A simple mixture, buttery flavour and crumbly texture – it’s a treat we can all agree on.
The trick to light, melt-in your mouth shortbread is substituting a portion of the all-purpose flour with cornstarch.
1⅓ cups (320 ml) all-purpose flour
3 tablespoons (45 ml) cornstarch
¾ cup (175 ml) butter, softened
¾ cup (175 ml) sugar
1 teaspoon (5 ml) vanilla extract
Heat the oven to 190˚C (375˚F). Line baking sheets with parchment.
Whisk flour and cornstarch in a bowl.
Beat the butter and the sugar together until smooth and fluffy. Beat in the vanilla.
Stir in the flour until evenly blended to a smooth paste. Turn on to a work surface and gently roll out to desired thickness. Cut into desired shapes. Chill in the fridge for 20 minutes.
Bake until lightly browned, 15 to 20 minutes. Set aside to cool on a wire rack.
Take shortbread to the next level with this layered slice. An even thickness of shortbread and caramel with a smaller layer of dark chocolate, sprinkled with fleur de sel, makes this a standout for parties, lunchboxes or snacks.
To balance all the flavours and textures, roll the shortbread thicker than normal (½ inch, 1.25 cm). Bake shortbread in a deep sheet pan. Let the shortbread cool in the pan. Although classic shortbread is traditional for this layer, you can add herbs and spices (½ a teaspoon, 2.5 ml will do) to the dough. Just make sure to choose flavours that boost caramel and chocolate like thyme, Mexican chili powder or cardamom.
Once the shortbread has cooled, pour a ½ inch (1.25 cm) layer of caramel over top. If you don’t want to keep a watchful eye on your sugar, opt for dulce de leche instead. Fit a heat-proof saucer or a round metal baking dish in a large pot. Place a can of condensed milk on saucer or dish. Fill with water, making sure that the water is at least 3 inches (7.5 cm) above the top of the can. Set over medium heat. Gently simmer for 2-3 hours. Using tongs or oven gloves, remove can from heat and allow to come to room temperature. Never open the can immediately from the heat as it can explode. Once cool, open and spread over shortbread.
After the caramel layer has set, melt chocolate over a double boiler. Pour over caramel. Let the chocolate set, about 10 minutes. Cut into equal squares.
Classic shortbread usually comes in one of two shapes – round or fingers (rectangles). The pre-baked dough is pricked with the tines of a fork to make a perforated pattern, and occasionally the edges are crimped.
Dress it Up
Our take dresses up the classic slightly with meringue, fruit, edible flowers and piped cream. Cutting the middle from the shortbread to make two stackable rings allows you to see the Chantilly cream inside. While some elements can be made ahead of time, this dessert tastes best just after serving.

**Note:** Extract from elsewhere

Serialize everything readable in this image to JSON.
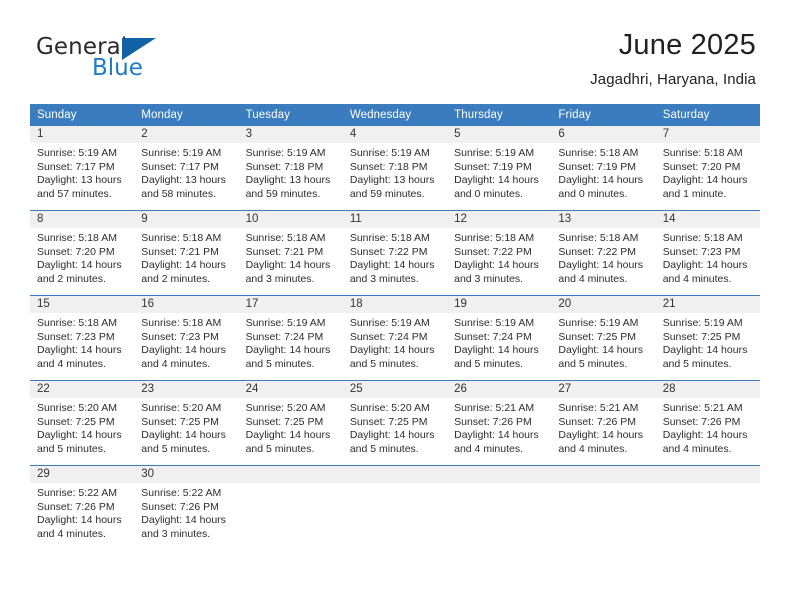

Small, coloured, piped meringues are a great way to add crunch. All meringue begins with two ingredients – egg whites and sugar. Only the method differs for each of the 3 types. French meringue, where egg whites are beaten to soft peaks and sugar is gradually added until stiff peaks form, is the least stable. Italian meringue, where egg whites are beaten to soft peaks and heated simple syrup (at soft-ball stage) is then slowly added, results in the most stable, glossy and smooth meringue. Swiss meringue, where egg whites and sugar are mixed together over a double boiler until warm before whipping, is dense and crisp. To achieve a crunchy, airy meringues bake at low heat (200°F or 95°C) for 2 hours. To further dry them out, turn the oven off and leave the meringue in the oven another 15-30 minutes.

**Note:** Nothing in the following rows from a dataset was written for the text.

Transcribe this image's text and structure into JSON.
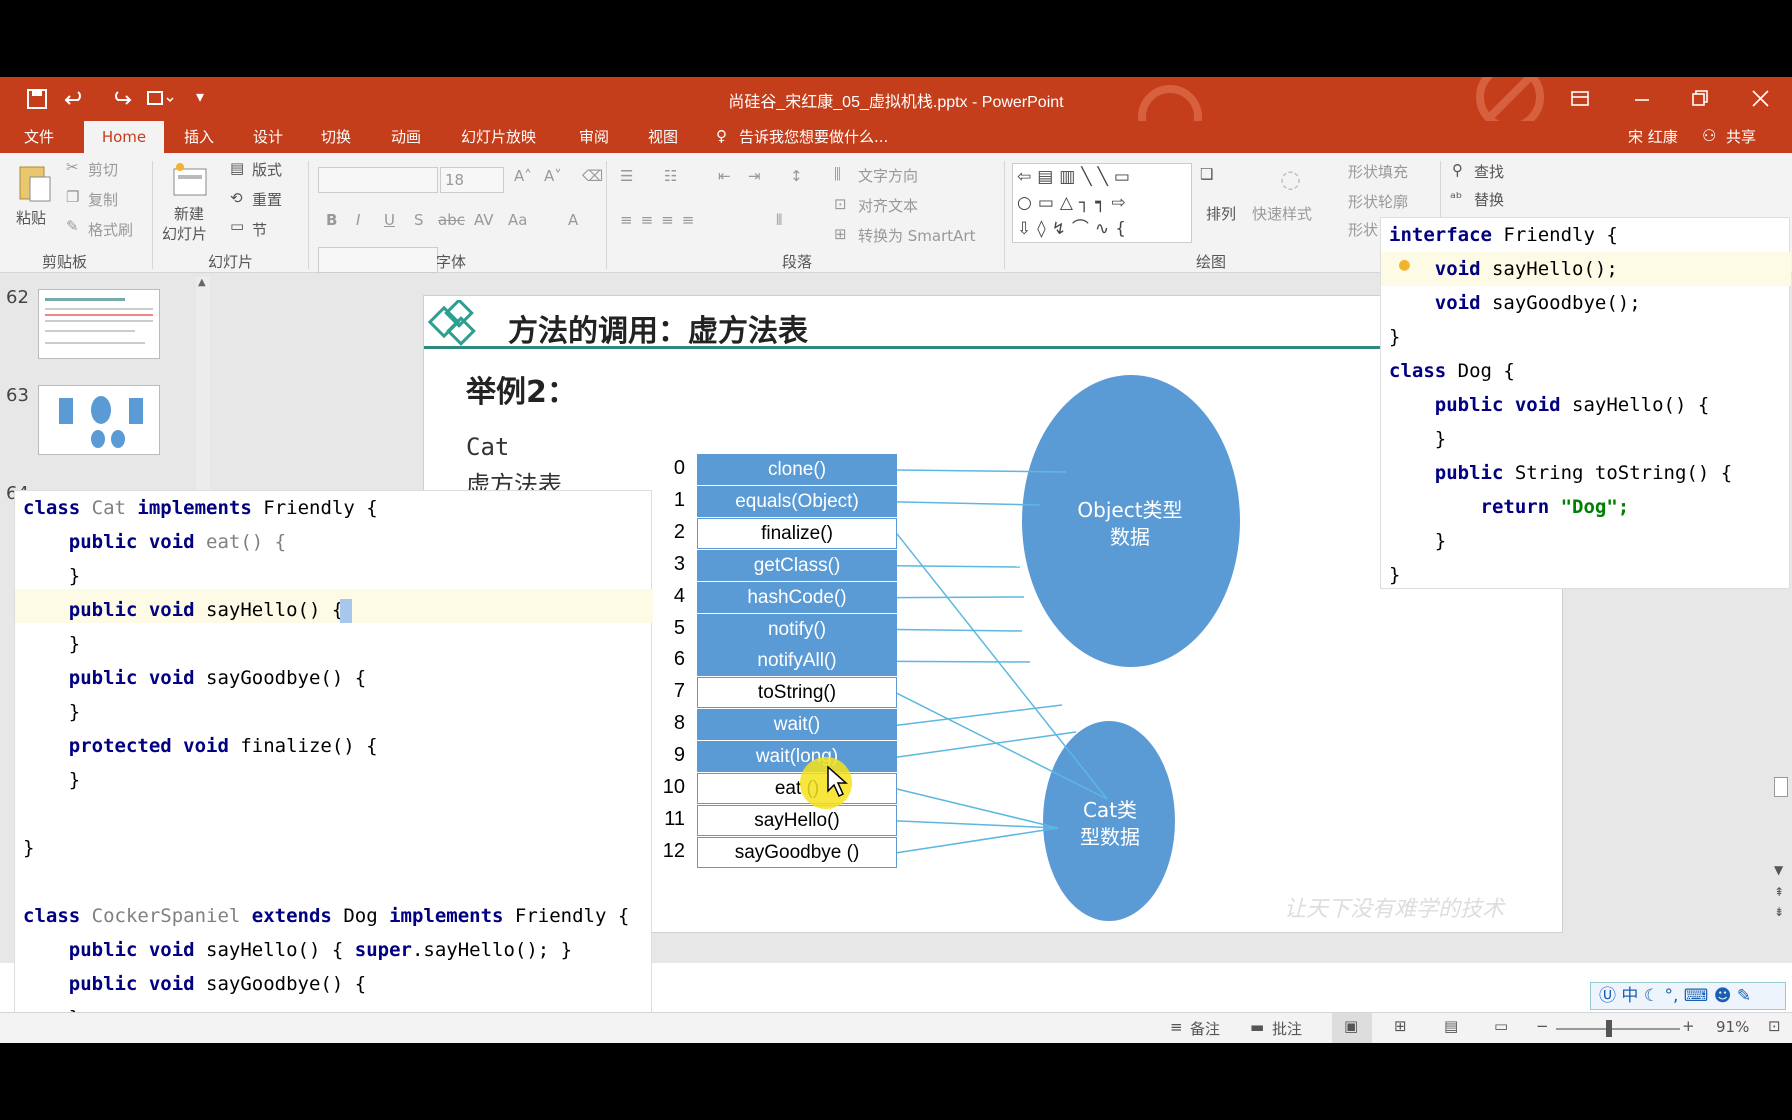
{
  "window": {
    "title": "尚硅谷_宋红康_05_虚拟机栈.pptx - PowerPoint"
  },
  "tabs": [
    "文件",
    "Home",
    "插入",
    "设计",
    "切换",
    "动画",
    "幻灯片放映",
    "审阅",
    "视图"
  ],
  "tell_me": "告诉我您想要做什么...",
  "user": {
    "name": "宋 红康",
    "share": "共享"
  },
  "ribbon": {
    "clipboard": {
      "paste": "粘贴",
      "cut": "剪切",
      "copy": "复制",
      "format_painter": "格式刷",
      "label": "剪贴板"
    },
    "slides": {
      "new_slide_1": "新建",
      "new_slide_2": "幻灯片",
      "layout": "版式",
      "reset": "重置",
      "section": "节",
      "label": "幻灯片"
    },
    "font": {
      "size": "18",
      "label": "字体"
    },
    "paragraph": {
      "text_direction": "文字方向",
      "align_text": "对齐文本",
      "smartart": "转换为 SmartArt",
      "label": "段落"
    },
    "drawing": {
      "arrange": "排列",
      "quick_styles": "快速样式",
      "shape_fill": "形状填充",
      "shape_outline": "形状轮廓",
      "shape_effects": "形状",
      "label": "绘图"
    },
    "editing": {
      "find": "查找",
      "replace": "替换"
    }
  },
  "thumbnails": [
    {
      "number": "62"
    },
    {
      "number": "63"
    },
    {
      "number": "64"
    }
  ],
  "slide": {
    "title": "方法的调用：虚方法表",
    "example": "举例2：",
    "cat_label_1": "Cat",
    "cat_label_2": "虚方法表",
    "object_ellipse_1": "Object类型",
    "object_ellipse_2": "数据",
    "cat_ellipse_1": "Cat类",
    "cat_ellipse_2": "型数据",
    "watermark": "让天下没有难学的技术",
    "method_table": [
      {
        "index": "0",
        "name": "clone()",
        "style": "blue"
      },
      {
        "index": "1",
        "name": "equals(Object)",
        "style": "blue"
      },
      {
        "index": "2",
        "name": "finalize()",
        "style": "white"
      },
      {
        "index": "3",
        "name": "getClass()",
        "style": "blue"
      },
      {
        "index": "4",
        "name": "hashCode()",
        "style": "blue"
      },
      {
        "index": "5",
        "name": "notify()",
        "style": "blue"
      },
      {
        "index": "6",
        "name": "notifyAll()",
        "style": "blue"
      },
      {
        "index": "7",
        "name": "toString()",
        "style": "white"
      },
      {
        "index": "8",
        "name": "wait()",
        "style": "blue"
      },
      {
        "index": "9",
        "name": "wait(long)",
        "style": "blue"
      },
      {
        "index": "10",
        "name": "eat ()",
        "style": "white"
      },
      {
        "index": "11",
        "name": "sayHello()",
        "style": "white"
      },
      {
        "index": "12",
        "name": "sayGoodbye ()",
        "style": "white"
      }
    ]
  },
  "code_left": {
    "lines": [
      {
        "kw1": "class ",
        "t1": "Cat ",
        "kw2": "implements ",
        "t2": "Friendly {"
      },
      {
        "kw1": "    public void ",
        "t1": "eat() {",
        "kw2": "",
        "t2": ""
      },
      {
        "kw1": "",
        "t1": "    }",
        "kw2": "",
        "t2": ""
      },
      {
        "kw1": "    public void ",
        "t1": "sayHello() {",
        "kw2": "",
        "t2": ""
      },
      {
        "kw1": "",
        "t1": "    }",
        "kw2": "",
        "t2": ""
      },
      {
        "kw1": "    public void ",
        "t1": "sayGoodbye() {",
        "kw2": "",
        "t2": ""
      },
      {
        "kw1": "",
        "t1": "    }",
        "kw2": "",
        "t2": ""
      },
      {
        "kw1": "    protected void ",
        "t1": "finalize() {",
        "kw2": "",
        "t2": ""
      },
      {
        "kw1": "",
        "t1": "    }",
        "kw2": "",
        "t2": ""
      },
      {
        "kw1": "",
        "t1": "",
        "kw2": "",
        "t2": ""
      },
      {
        "kw1": "",
        "t1": "}",
        "kw2": "",
        "t2": ""
      },
      {
        "kw1": "",
        "t1": "",
        "kw2": "",
        "t2": ""
      },
      {
        "kw1": "class ",
        "t1": "CockerSpaniel ",
        "kw2": "extends ",
        "t2": "Dog "
      },
      {
        "kw1": "    public void ",
        "t1": "sayHello() { ",
        "kw2": "super",
        "t2": ".sayHello(); }"
      },
      {
        "kw1": "    public void ",
        "t1": "sayGoodbye() {",
        "kw2": "",
        "t2": ""
      },
      {
        "kw1": "",
        "t1": "    }",
        "kw2": "",
        "t2": ""
      }
    ],
    "line12_tail_kw": "implements ",
    "line12_tail": "Friendly {"
  },
  "code_right": {
    "lines": [
      {
        "kw1": "interface ",
        "t1": "Friendly {",
        "kw2": "",
        "t2": ""
      },
      {
        "kw1": "    void ",
        "t1": "sayHello();",
        "kw2": "",
        "t2": ""
      },
      {
        "kw1": "    void ",
        "t1": "sayGoodbye();",
        "kw2": "",
        "t2": ""
      },
      {
        "kw1": "",
        "t1": "}",
        "kw2": "",
        "t2": ""
      },
      {
        "kw1": "class ",
        "t1": "Dog {",
        "kw2": "",
        "t2": ""
      },
      {
        "kw1": "    public void ",
        "t1": "sayHello() {",
        "kw2": "",
        "t2": ""
      },
      {
        "kw1": "",
        "t1": "    }",
        "kw2": "",
        "t2": ""
      },
      {
        "kw1": "    public ",
        "t1": "String toString() {",
        "kw2": "",
        "t2": ""
      },
      {
        "kw1": "        return ",
        "t1": "",
        "kw2": "",
        "t2": "\"Dog\";"
      },
      {
        "kw1": "",
        "t1": "    }",
        "kw2": "",
        "t2": ""
      },
      {
        "kw1": "",
        "t1": "}",
        "kw2": "",
        "t2": ""
      }
    ]
  },
  "status": {
    "notes": "备注",
    "comments": "批注",
    "zoom": "91%"
  },
  "ime": {
    "lang": "中"
  }
}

This original recipe article first appeared in the Fall 2018 issue of City Style and Living Magazine.